There are several methods to confirm positioning:
X-ray (radiograph) – After inserting a feeding tube, a radiograph can be used to verify its final location. Although radiographic verification is the gold standard, it may show lung placement only after the damage has occurred. Moreover, radiographic confirmation is associated with additional technical and personnel costs, possible delay of feedings, and an increased risk of radiation exposure. The longer a feeding tube remains in the incorrect position, the more damage it will likely cause the patient.
Auscultation (listening to the body with a stethoscope) – This was a method once commonly used to ensure nasogastric feeding tubes were placed correctly. Dr. Malcom Lemzye (2010) explains in his research that “auscultation may not differentiate between respiratory and gastrointestinal placement of a nasogastric tube,” therefore being questioned today for accuracy. The sound through the stethoscope may be mistaken for proper placement, as the same sound is sometimes heard when incorrectly placed into a patient’s tracheobronchial tree, pleural space, or esophagus.
Measuring the pH level of a feeding tube can also be utilized to ensure correct placement. Although a pH value of less than 5.0 may indicate gastric placement, the measuring method is limited when gastric reflux arises, leading to potential inaccuracy. Other drawbacks include difficulty obtaining aspirates and possible inconsistencies related to the use of acid-reducing drugs and recent ingestion of enteral food or formula.
Another new method used for feeding tube placement confirmation is ultrasound. However, in 2017, a systematic Cochrane Review carried out ten studies, later disclosing that the ultrasound did not have adequate precision as a standalone test to confirm tube placement. The study concludes that additional research is needed to identify potential adverse effects.
The Future of Safe Placement
In recent years, ENvizion Medical developed a unique solution for reducing complications during the placement of nasogastric tubes, further decreasing the need for repeated X-ray confirmation and other outdated methods.
The ENvue® feeding tube navigation system assists professionals in accurately and safely placing feeding tubes quickly while avoiding unwanted incidents and risks. Using electromagnetic technology, the system allows clinicians to observe a tube placement in real-time and alerts when the feeding tube potentially deviates, heading toward the bronchial airways.
The ENvue System is commercially available in the US and easily adoptable by hospitals. ENvizion Medical is a publicly traded global MedTech company, and its ENvue product has been cleared by FDA 510(k) since February 2019.
Patient Safety Remains Top Priority

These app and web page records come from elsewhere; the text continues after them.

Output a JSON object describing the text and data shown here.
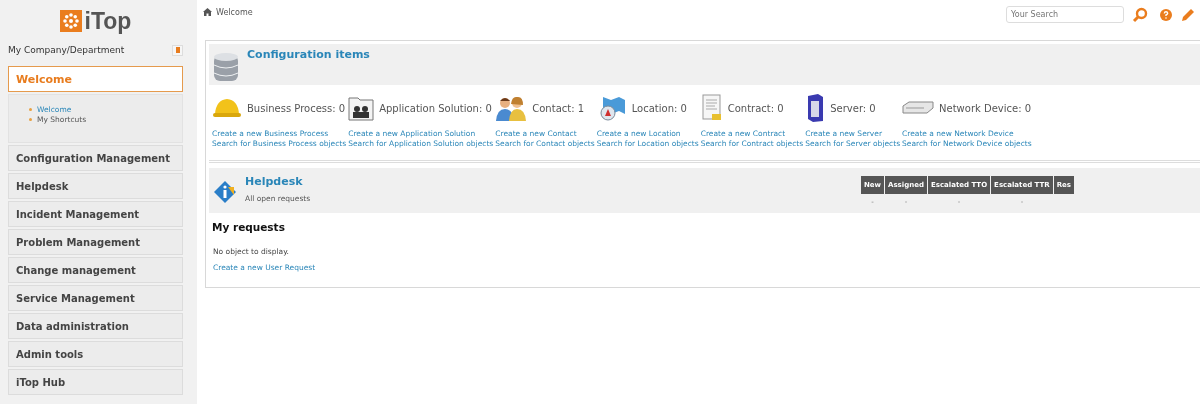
{
  "sidebar": {
    "logo": "iTop",
    "organization": "My Company/Department",
    "menus": [
      {
        "label": "Welcome",
        "expanded": true,
        "children": [
          {
            "label": "Welcome",
            "selected": true
          },
          {
            "label": "My Shortcuts",
            "selected": false
          }
        ]
      },
      {
        "label": "Configuration Management",
        "expanded": false
      },
      {
        "label": "Helpdesk",
        "expanded": false
      },
      {
        "label": "Incident Management",
        "expanded": false
      },
      {
        "label": "Problem Management",
        "expanded": false
      },
      {
        "label": "Change management",
        "expanded": false
      },
      {
        "label": "Service Management",
        "expanded": false
      },
      {
        "label": "Data administration",
        "expanded": false
      },
      {
        "label": "Admin tools",
        "expanded": false
      },
      {
        "label": "iTop Hub",
        "expanded": false
      }
    ]
  },
  "breadcrumb": "Welcome",
  "search": {
    "placeholder": "Your Search"
  },
  "configuration_items": {
    "title": "Configuration items",
    "items": [
      {
        "kind": "helmet",
        "label": "Business Process: 0",
        "create": "Create a new Business Process",
        "search": "Search for Business Process objects"
      },
      {
        "kind": "folder",
        "label": "Application Solution: 0",
        "create": "Create a new Application Solution",
        "search": "Search for Application Solution objects"
      },
      {
        "kind": "people",
        "label": "Contact: 1",
        "create": "Create a new Contact",
        "search": "Search for Contact objects"
      },
      {
        "kind": "map",
        "label": "Location: 0",
        "create": "Create a new Location",
        "search": "Search for Location objects"
      },
      {
        "kind": "document",
        "label": "Contract: 0",
        "create": "Create a new Contract",
        "search": "Search for Contract objects"
      },
      {
        "kind": "server",
        "label": "Server: 0",
        "create": "Create a new Server",
        "search": "Search for Server objects"
      },
      {
        "kind": "switch",
        "label": "Network Device: 0",
        "create": "Create a new Network Device",
        "search": "Search for Network Device objects"
      }
    ]
  },
  "helpdesk": {
    "title": "Helpdesk",
    "subtitle": "All open requests",
    "table": {
      "columns": [
        "New",
        "Assigned",
        "Escalated TTO",
        "Escalated TTR",
        "Res"
      ],
      "rows": [
        [
          "-",
          "-",
          "-",
          "-"
        ]
      ]
    },
    "my_requests": {
      "title": "My requests",
      "empty": "No object to display.",
      "create": "Create a new User Request"
    }
  }
}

Patient safety always remains the top priority of healthcare. However, due to some limitations, the existing methods of nasogastric tube placement can present potential complications and risks. For example, in a report querying the Pennsylvania Patient Safety Reporting System, the NGT guideline-approved methods X-ray and pH aspirate were recognized in 90.8% (544 of 599) of the reports. However, in 9.2% (55 of 599) of the reports, non-recommended verification methods, such as auscultation, were used. This demonstrates the need for access to specialized technologies like the ENvue system.
Medical professionals must stay aware of the latest practices and devices, considering the importance of patient safety. The information in this article highlighted trends in global patient care and how to prevent more avoidable complications and deaths in the future.